Wilmington youth get hands on experience in law enforcement [video]

 (Nichelle Polston/WHYY)

(Nichelle Polston/WHYY)

It only took two weeks at the Wilmington Police Youth Academy this summer to change the perspective of some area youth about the men and women behind the badge.

A diverse group of students spent part of their summer with Wilmington police officers, not as a form of punishment, but to learn more about what goes into law enforcement. The Wilmington Police Youth Academy proved to be the perfect place for participants even though it was a camp of contrasts.

There were two sets of young people involved. First, a group with no interest in law enforcement.
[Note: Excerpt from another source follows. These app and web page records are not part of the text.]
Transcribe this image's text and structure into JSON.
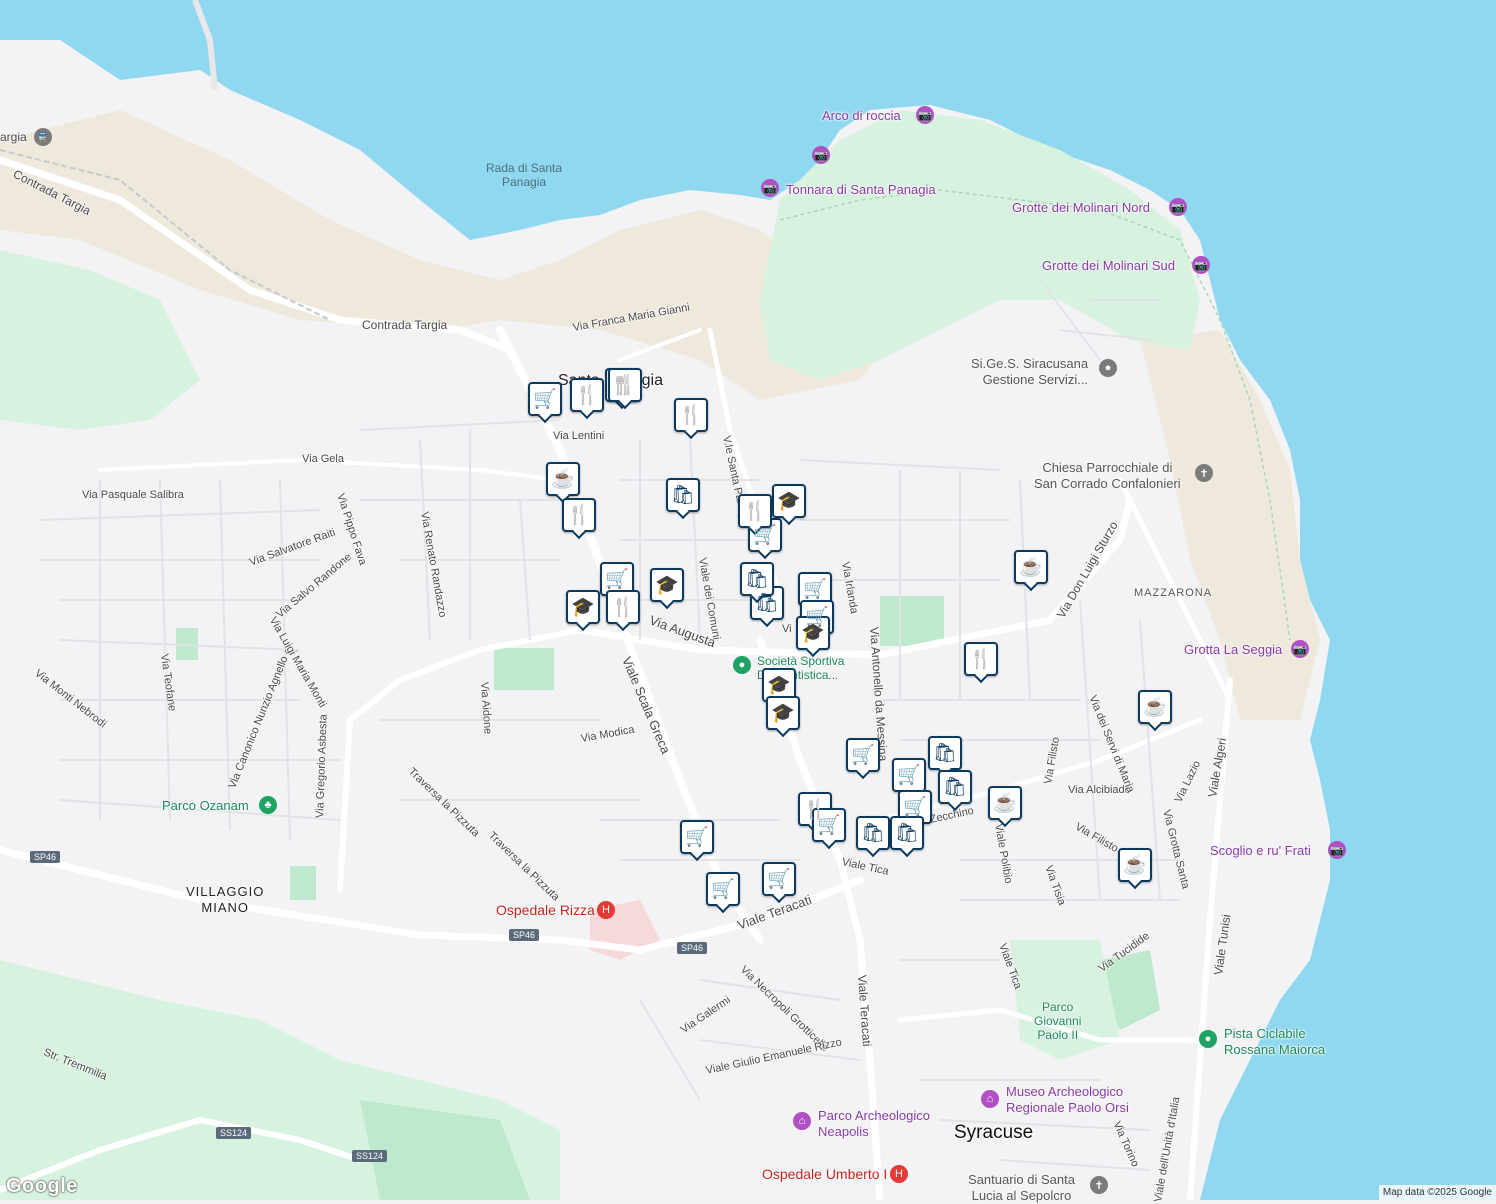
{
  "colors": {
    "sea": "#8fd8f0",
    "land": "#f3f3f5",
    "park": "#cfeedb",
    "sand": "#efe9dc",
    "pin_border": "#0b3a5f",
    "road": "#ffffff"
  },
  "water_labels": {
    "rada": "Rada di Santa\nPanagia"
  },
  "town_labels": {
    "villaggio_miano": "VILLAGGIO\nMIANO",
    "syracuse": "Syracuse",
    "mazzarona": "MAZZARONA",
    "santa_panagia": "Santa Panagia"
  },
  "poi": {
    "arco": "Arco di roccia",
    "tonnara": "Tonnara di Santa Panagia",
    "grotte_nord": "Grotte dei Molinari Nord",
    "grotte_sud": "Grotte dei Molinari Sud",
    "sigess": "Si.Ge.S. Siracusana\nGestione Servizi...",
    "chiesa": "Chiesa Parrocchiale di\nSan Corrado Confalonieri",
    "grotta_seggia": "Grotta La Seggia",
    "scoglio": "Scoglio e ru' Frati",
    "pista": "Pista Ciclabile\nRossana Maiorca",
    "museo": "Museo Archeologico\nRegionale Paolo Orsi",
    "parco_neapolis": "Parco Archeologico\nNeapolis",
    "ospedale_umberto": "Ospedale Umberto I",
    "santuario": "Santuario di Santa\nLucia al Sepolcro",
    "parco_ozanam": "Parco Ozanam",
    "ospedale_rizza": "Ospedale Rizza",
    "societa": "Società Sportiva\nDilettantistica...",
    "parco_giovanni": "Parco\nGiovanni\nPaolo II",
    "targia": "argia"
  },
  "streets": {
    "contrada_targia_1": "Contrada Targia",
    "contrada_targia_2": "Contrada Targia",
    "franca": "Via Franca Maria Gianni",
    "lentini": "Via Lentini",
    "gela": "Via Gela",
    "salibra": "Via Pasquale Salibra",
    "raiti": "Via Salvatore Raiti",
    "randone": "Via Salvo Randone",
    "fava": "Via Pippo Fava",
    "randazzo": "Via Renato Randazzo",
    "monti": "Via Luigi Maria Monti",
    "agnello": "Via Canonico Nunzio Agnello",
    "nebrodi": "Via Monti Nebrodi",
    "teofane": "Via Teofane",
    "asbesta": "Via Gregorio Asbesta",
    "aidone": "Via Aidone",
    "modica": "Via Modica",
    "scala_greca": "Viale Scala Greca",
    "augusta": "Via Augusta",
    "comuni": "Viale dei Comuni",
    "santa_panagia": "V.le Santa Panagia",
    "irlanda": "Via Irlanda",
    "messina": "Via Antonello da Messina",
    "sturzo": "Via Don Luigi Sturzo",
    "pizzuta1": "Traversa la Pizzuta",
    "pizzuta2": "Traversa la Pizzuta",
    "teracati": "Viale Teracati",
    "teracati_v": "Viale Teracati",
    "necropoli": "Via Necropoli Grotticelle",
    "galermi": "Via Galermi",
    "rizzo": "Viale Giulio Emanuele Rizzo",
    "tica": "Viale Tica",
    "tica2": "Viale Tica",
    "zecchino": "Zecchino",
    "polibio": "Viale Polibio",
    "tisia": "Via Tisia",
    "filisto": "Via Filisto",
    "filisto2": "Via Filisto",
    "alcibiade": "Via Alcibiade",
    "servi": "Via dei Servi di Maria",
    "grotta_santa": "Via Grotta Santa",
    "lazio": "Via Lazio",
    "algeri": "Viale Algeri",
    "tunisi": "Viale Tunisi",
    "tucidide": "Via Tucidide",
    "tremmilia": "Str. Tremmilia",
    "torino": "Via Torino",
    "unita": "Viale dell'Unità d'Italia",
    "via_v": "Vi"
  },
  "shields": {
    "sp46a": "SP46",
    "sp46b": "SP46",
    "sp46c": "SP46",
    "ss124a": "SS124",
    "ss124b": "SS124"
  },
  "icons": {
    "cart": "🛒",
    "fork": "🍴",
    "bag": "🛍",
    "cap": "🎓",
    "cup": "☕",
    "camera": "📷",
    "cross": "✝",
    "pin": "●",
    "h": "H",
    "tree": "♣",
    "museum": "⌂",
    "train": "🚆"
  },
  "markers": [
    {
      "type": "cart"
    },
    {
      "type": "fork"
    },
    {
      "type": "fork"
    },
    {
      "type": "fork"
    },
    {
      "type": "fork"
    },
    {
      "type": "bag"
    },
    {
      "type": "cup"
    },
    {
      "type": "fork"
    },
    {
      "type": "cart"
    },
    {
      "type": "cart"
    },
    {
      "type": "cap"
    },
    {
      "type": "fork"
    },
    {
      "type": "cap"
    },
    {
      "type": "fork"
    },
    {
      "type": "cap"
    },
    {
      "type": "cart"
    },
    {
      "type": "bag"
    },
    {
      "type": "cart"
    },
    {
      "type": "bag"
    },
    {
      "type": "cap"
    },
    {
      "type": "cap"
    },
    {
      "type": "cap"
    },
    {
      "type": "cup"
    },
    {
      "type": "fork"
    },
    {
      "type": "cup"
    },
    {
      "type": "cart"
    },
    {
      "type": "bag"
    },
    {
      "type": "cart"
    },
    {
      "type": "bag"
    },
    {
      "type": "cart"
    },
    {
      "type": "cup"
    },
    {
      "type": "fork"
    },
    {
      "type": "cart"
    },
    {
      "type": "bag"
    },
    {
      "type": "bag"
    },
    {
      "type": "cup"
    },
    {
      "type": "cart"
    },
    {
      "type": "cart"
    },
    {
      "type": "cart"
    }
  ],
  "attribution": "Map data ©2025 Google",
  "logo": "Google"
}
The other, a group of teenagers with life already figured out.

“I want to be a lawyer, a prosecutor,” said Kilianya Mayfield.

  • WHYY thanks our sponsors — become a WHYY sponsor

“I’m very interested in detective work and maybe even want to go into the FBI,” shouted 12 year-old Zion Webb with enthusiasm.

Detective work was exactly what Webb experienced.

“A lot of people in my family are in the military, so they do a lot of stuff and they tell me stories about it and it sounds really interesting,” Webb said.

In the field, police officers wanted to give the kids real world experiences. They handed over some of their work and they didn’t go easy on the students either.

Other students like Leah Hurns don’t see a career in law enforcement, but walked away with a different perspective.

“On social media there’s a lot going around about them being bad, but they’re like super heroes,” Hurns said. “Honestly the world wouldn’t be the same without police officers. They keep everything sane and calm.”

In a classroom setting, Master Sergeant William Schmid was one of those heroes. He had one goal in mind and that was to encourage students to stay on the right path.

“The national average of the life expectancy for gang members is 18 to 24 years of age,” said Schmid, adding that for most kids that’s the end of their childhood.

“Some of these kids in the room are 12-years-old and if this average is correct and they get into that lifestyle their lives are halfway over already,” Smith said.

However, life is just beginning for the fourteen participants of this year’s academy. By the end of the camp, each student walked away with a certificate during a graduation ceremony.

“I used to believe there weren’t many good cops because most of them have taken the lives of the innocent but during these two weeks I’ve learned that this is not the case at all,” Mayfied said during the ceremony. “It’s hard to be an officer and these officers make that clear. They wake up every morning with one goal in mind and that’s to save a life. They keep this goal in mind all while in the back of their head that each morning they go out on the job, it could be their last.”

WHYY is your source for fact-based, in-depth journalism and information. As a nonprofit organization, we rely on financial support from readers like you. Please give today.

Want a digest of WHYY’s programs, events & stories? Sign up for our weekly newsletter.

Together we can reach 100% of WHYY’s fiscal year goal